Saturday, January 24, 2015

Closing Time, part I

It's been a stupendous season of winter golf, better than one could hope for. But with a few inches of snow heading our way, the writing is on the wall. Fun time will be over soon. The coldest month of them all is just around the corner. Once snow blankets the ground, there'll be no recovering. Not in the short term. It could be two months before we tee off again--an unthinkable length of time in golf terms.
For now though, let us live. The climate over the next few days will be chilly, but dry and mostly sunny. The courses are all open, wide open most likely. There is no choice really. Seize the day. With my swing feeling and working well, and exceptionally tolerable January weather still upon us, there is no choice. Squeeze in as many holes as I can.

It's around forty degrees and the whatever ice lingers on the course is almost all thawed out. Too bad it's all going to be white in a few days. Anyways, for January this is a balmy day, and with the impending doom, I'm not surprised to see it fairly busy on the course.

It's a little damper on the ground than last outing, but most of the flags are still frozen into the holes.

Lo, a pin high birdie putt on the 2nd hole, from two-hundred plus yards out. Some good vibes early on.

What a mess, this place is in tatters. In a way I enjoy the hap-hazards of winter golf. This is the game stripped bare. Wild and free.

Casual water hazards everywhere lately.

Basically an all-inclusive resort for migrant Canada geese, the place has become a scatophobic nightmare. If you have an issue with walking through acres of feces, probably not the place for you.

Some sand is being added to bunkers all around the course as we speak. It strikes me as extremely odd but this winter I am seeing groundskeeping crews scattered around doing various work such as this.

Another frozen stick, but I guess someone tried a little too hard to yank it out and snapped it right off at the base.

Casual Ice could be a good name for a cheapass beer or flavored malt beverage.

The people out on the course seemed to all be Koreans. This foursome actually did a good job of staying out in front of me all by myself. It took about three hours and forty to finish eighteen, not a bad pace for a walking four. I guess they all just bunted it along in straight lines. From my vantage point they kind of resembled a football offense making a spirited drive downfield, pushing and pushing that line of scrimmage forward. Koreans, you know, some of them play quite fast, and some quite slow. Kind of like people in general I guess.

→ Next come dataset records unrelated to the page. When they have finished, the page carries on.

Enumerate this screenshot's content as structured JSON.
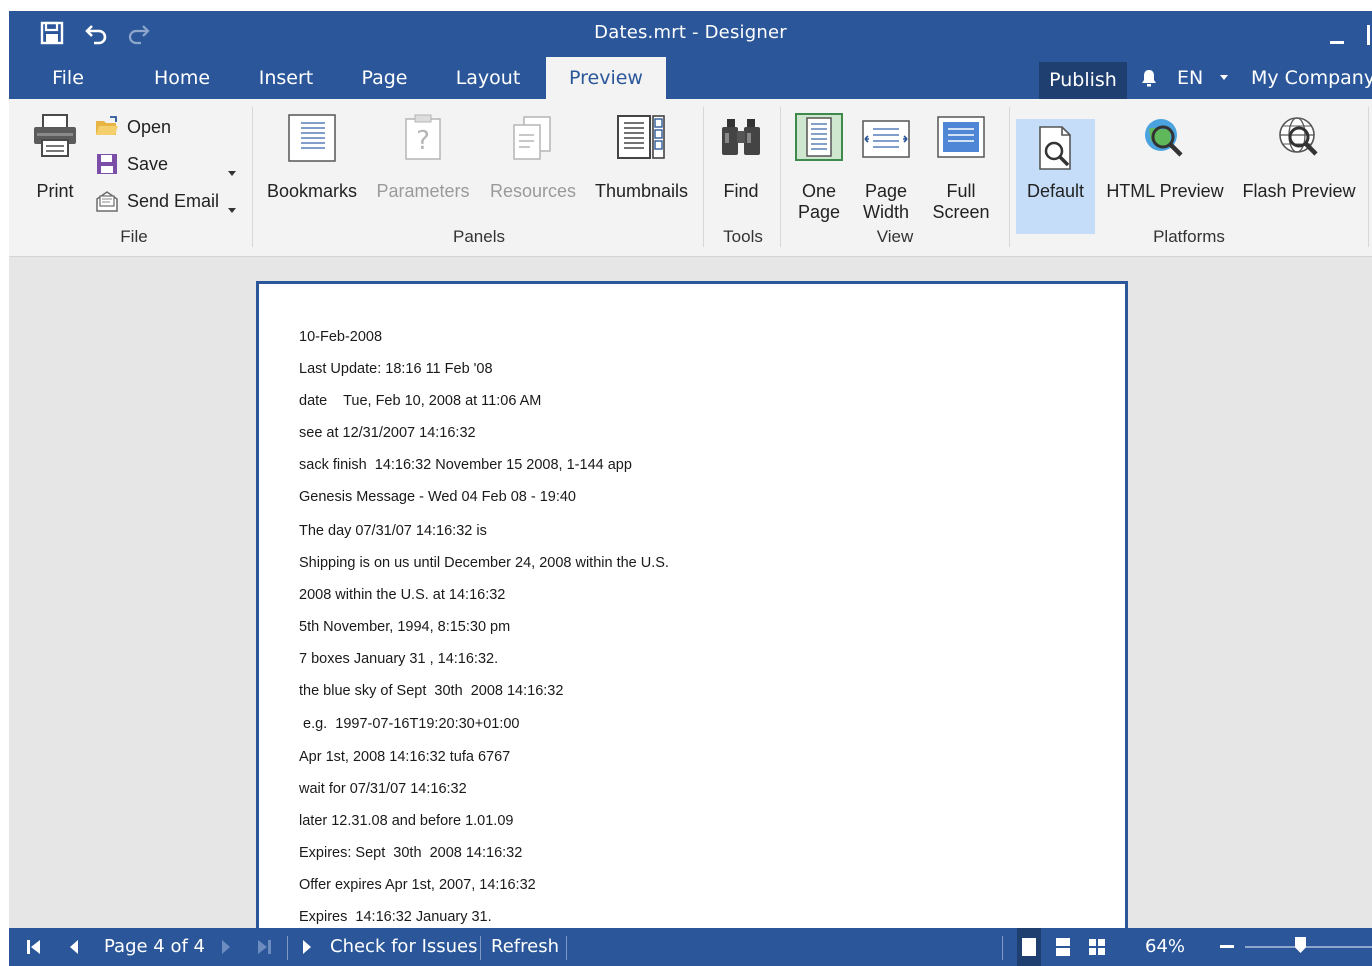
{
  "window": {
    "title": "Dates.mrt - Designer"
  },
  "quick_access": {
    "icons": [
      "save-icon",
      "undo-icon",
      "redo-icon"
    ]
  },
  "tabs": [
    {
      "label": "File",
      "active": false
    },
    {
      "label": "Home",
      "active": false
    },
    {
      "label": "Insert",
      "active": false
    },
    {
      "label": "Page",
      "active": false
    },
    {
      "label": "Layout",
      "active": false
    },
    {
      "label": "Preview",
      "active": true
    }
  ],
  "header_right": {
    "publish": "Publish",
    "language": "EN",
    "company": "My Company"
  },
  "ribbon": {
    "file_group": {
      "label": "File",
      "print": "Print",
      "open": "Open",
      "save": "Save",
      "send_email": "Send Email"
    },
    "panels_group": {
      "label": "Panels",
      "bookmarks": "Bookmarks",
      "parameters": "Parameters",
      "resources": "Resources",
      "thumbnails": "Thumbnails"
    },
    "tools_group": {
      "label": "Tools",
      "find": "Find"
    },
    "view_group": {
      "label": "View",
      "one_page_1": "One",
      "one_page_2": "Page",
      "page_width_1": "Page",
      "page_width_2": "Width",
      "full_screen_1": "Full",
      "full_screen_2": "Screen"
    },
    "platforms_group": {
      "label": "Platforms",
      "default": "Default",
      "html_preview": "HTML Preview",
      "flash_preview": "Flash Preview"
    }
  },
  "document": {
    "lines": [
      "10-Feb-2008",
      "Last Update: 18:16 11 Feb '08",
      "date    Tue, Feb 10, 2008 at 11:06 AM",
      "see at 12/31/2007 14:16:32",
      "sack finish  14:16:32 November 15 2008, 1-144 app",
      "Genesis Message - Wed 04 Feb 08 - 19:40",
      "The day 07/31/07 14:16:32 is",
      "Shipping is on us until December 24, 2008 within the U.S.",
      "2008 within the U.S. at 14:16:32",
      "5th November, 1994, 8:15:30 pm",
      "7 boxes January 31 , 14:16:32.",
      "the blue sky of Sept  30th  2008 14:16:32",
      " e.g.  1997-07-16T19:20:30+01:00",
      "Apr 1st, 2008 14:16:32 tufa 6767",
      "wait for 07/31/07 14:16:32",
      "later 12.31.08 and before 1.01.09",
      "Expires: Sept  30th  2008 14:16:32",
      "Offer expires Apr 1st, 2007, 14:16:32",
      "Expires  14:16:32 January 31."
    ]
  },
  "statusbar": {
    "page_info": "Page 4 of 4",
    "check_issues": "Check for Issues",
    "refresh": "Refresh",
    "zoom": "64%",
    "zoom_level": 0.64
  },
  "colors": {
    "accent": "#2b579a",
    "ribbon_bg": "#f3f3f3",
    "selected_bg": "#c5ddf8",
    "workspace_bg": "#e6e6e6"
  }
}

In addition to being gross and unsanitary these damn goose shits are also robbing me of distance in the fairway, I'm pretty sure.

A wave of the blahs overcame me in the middle of the round as I rode along absent-mindedly on the bogey train. "Hey, it's winter golf, nobody can really expect to play well in these conditions"--I actually caught myself thinking that. What a jerkoff. It is comical how self-activating the excuse-making part of the brain can be.

A round in under four hours on any given day is great; today, to my brisk winter golf game it felt slow and meandering. Too much time to stand around and feel cold. I held fast through those mid-round blahs though, clung to fundamentals and managed to scratch out a couple of solid pars to finish with an 84; if I'd avoided the double bogeys today, who knows? You know what, there are some decent scores out here to be shot. Goddammit, looking forward to another crack at it.


  1. "It is comical how self-activating the excuse-making part of the brain can be."

    Astute observation. I wonder if anyone in the field of psychology has studied this phenomena? I know I certainly fall into that trap. One starts the round full of optimism and often somewhere along the line, after making a number of bigger than desirable numbers, a decision is made that today wasn't one's day or that conditions/events beyond one's control have conspired to prevent quality play ... blah, blah, blah.

  2. Those last three rounds look mighty good in these conditions. Goose shit everywhere looks familiar. They used to fly south. Not any more.

    Conditions are the same here too. Casual water?



Don't spam me bro.